- TASK OBJECTIVE
Below are entries; count each line that holds the word "this" and report the number without any other words.

- DATASET RECORDS
--

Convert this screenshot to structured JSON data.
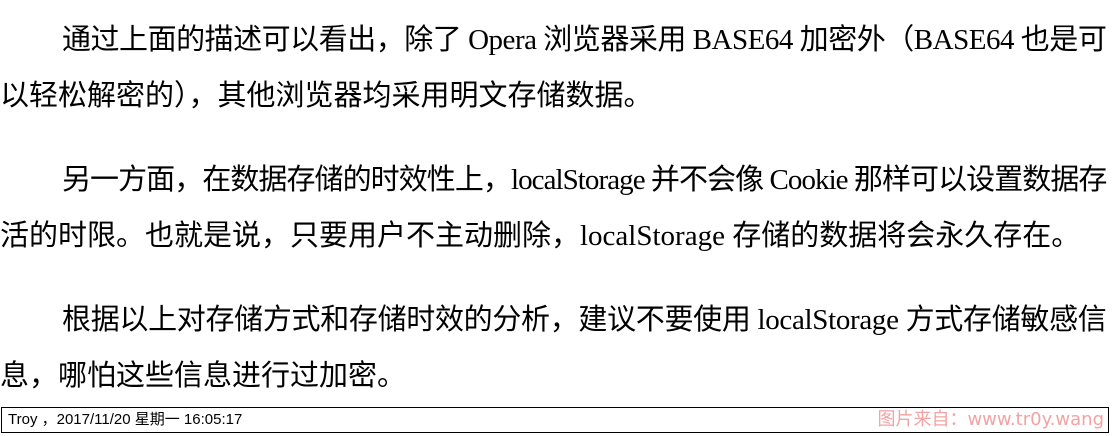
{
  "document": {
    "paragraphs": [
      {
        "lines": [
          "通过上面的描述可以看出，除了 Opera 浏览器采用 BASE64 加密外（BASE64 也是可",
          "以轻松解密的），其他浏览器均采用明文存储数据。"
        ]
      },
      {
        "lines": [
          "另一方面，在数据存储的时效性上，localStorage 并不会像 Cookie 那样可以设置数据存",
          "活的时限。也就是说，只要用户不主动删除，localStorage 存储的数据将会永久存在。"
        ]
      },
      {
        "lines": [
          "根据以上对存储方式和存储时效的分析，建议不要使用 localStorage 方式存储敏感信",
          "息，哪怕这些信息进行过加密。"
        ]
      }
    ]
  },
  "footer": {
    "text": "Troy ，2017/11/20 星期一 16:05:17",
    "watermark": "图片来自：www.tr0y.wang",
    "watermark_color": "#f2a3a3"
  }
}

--

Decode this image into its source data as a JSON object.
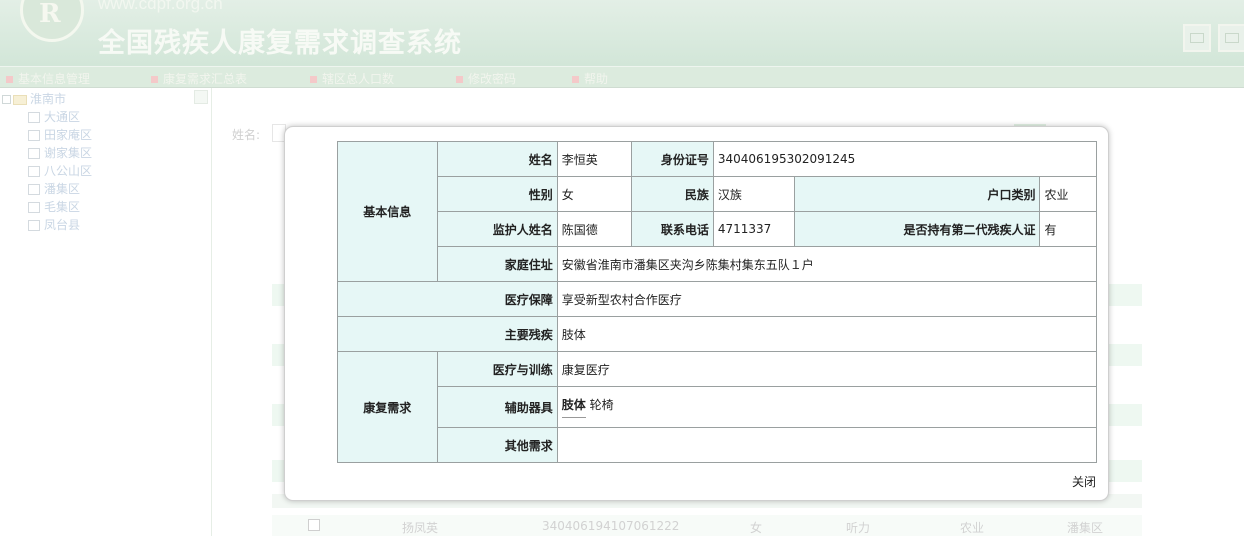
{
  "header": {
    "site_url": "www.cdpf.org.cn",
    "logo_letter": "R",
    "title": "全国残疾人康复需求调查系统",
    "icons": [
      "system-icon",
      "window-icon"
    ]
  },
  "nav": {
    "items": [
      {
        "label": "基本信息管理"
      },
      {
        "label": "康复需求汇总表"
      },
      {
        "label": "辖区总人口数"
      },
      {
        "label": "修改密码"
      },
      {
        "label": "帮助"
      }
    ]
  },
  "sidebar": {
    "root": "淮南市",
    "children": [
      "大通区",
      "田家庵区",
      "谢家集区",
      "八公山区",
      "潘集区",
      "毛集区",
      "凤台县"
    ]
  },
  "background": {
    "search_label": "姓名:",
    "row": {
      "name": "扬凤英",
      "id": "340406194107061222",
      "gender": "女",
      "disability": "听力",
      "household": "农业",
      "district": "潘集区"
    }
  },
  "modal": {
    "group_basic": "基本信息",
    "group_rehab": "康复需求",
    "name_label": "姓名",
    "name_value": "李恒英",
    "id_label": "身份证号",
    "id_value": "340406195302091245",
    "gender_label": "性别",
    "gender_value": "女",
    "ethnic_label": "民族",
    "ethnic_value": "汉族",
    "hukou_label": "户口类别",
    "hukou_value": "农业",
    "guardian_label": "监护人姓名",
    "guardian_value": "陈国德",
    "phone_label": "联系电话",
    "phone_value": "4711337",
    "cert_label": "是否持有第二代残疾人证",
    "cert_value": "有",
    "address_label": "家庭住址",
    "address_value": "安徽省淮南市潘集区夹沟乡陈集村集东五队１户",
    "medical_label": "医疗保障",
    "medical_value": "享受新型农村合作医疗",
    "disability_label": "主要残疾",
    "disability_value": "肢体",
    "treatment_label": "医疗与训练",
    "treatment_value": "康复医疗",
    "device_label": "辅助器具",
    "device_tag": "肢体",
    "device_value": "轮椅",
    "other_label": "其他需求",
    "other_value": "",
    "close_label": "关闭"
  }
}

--

- EXERCISE OUTPUT
2